UH Hilo has been lending a hand to USGS scientists by providing real time chemistry analysis of lava samples.
This helps determine how the lava will behave and how fast it will move.
The samples are collected everyday from the laval flows and brought back to the Hilo campus where they’re crushed into a powder and analyzed.
This testing process used to take weeks or months. Now it can be done in just hours.
“We can do a really quick chemical analysis,” said UH Hilo volcanologist Cheryl Gansecki. “We can look for tracers that tell us if anything is changing in the magma, in the system, and get that information back to HVO right away. That is usually within hours, or at least a day.”
Using this process, the UH Hilo team was able to detect a new type of lava that is more fluid and can travel longer distances.

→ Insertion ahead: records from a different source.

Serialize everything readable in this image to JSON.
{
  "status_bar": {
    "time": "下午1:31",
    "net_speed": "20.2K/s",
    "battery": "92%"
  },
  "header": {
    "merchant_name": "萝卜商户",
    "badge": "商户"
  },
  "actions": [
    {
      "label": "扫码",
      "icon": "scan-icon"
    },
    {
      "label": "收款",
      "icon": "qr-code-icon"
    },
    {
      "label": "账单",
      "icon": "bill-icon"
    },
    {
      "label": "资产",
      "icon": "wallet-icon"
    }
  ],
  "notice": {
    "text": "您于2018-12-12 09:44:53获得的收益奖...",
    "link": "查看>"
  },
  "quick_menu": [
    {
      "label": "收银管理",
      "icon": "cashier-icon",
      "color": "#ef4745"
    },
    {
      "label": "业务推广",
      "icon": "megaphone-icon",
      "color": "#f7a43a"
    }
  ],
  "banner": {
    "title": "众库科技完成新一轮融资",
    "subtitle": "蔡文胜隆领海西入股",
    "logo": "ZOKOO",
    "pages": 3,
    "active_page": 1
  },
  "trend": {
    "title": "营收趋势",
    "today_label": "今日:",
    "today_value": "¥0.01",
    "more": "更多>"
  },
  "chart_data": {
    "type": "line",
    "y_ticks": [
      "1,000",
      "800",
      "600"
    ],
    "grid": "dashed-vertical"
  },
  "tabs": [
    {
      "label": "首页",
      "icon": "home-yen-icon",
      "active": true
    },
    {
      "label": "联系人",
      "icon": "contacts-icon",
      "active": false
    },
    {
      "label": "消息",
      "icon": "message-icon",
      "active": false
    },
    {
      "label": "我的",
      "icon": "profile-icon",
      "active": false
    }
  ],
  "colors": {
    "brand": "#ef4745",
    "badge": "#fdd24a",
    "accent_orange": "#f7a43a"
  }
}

This preceded the change in eruptive behavior by a couple of days giving officials advance warning.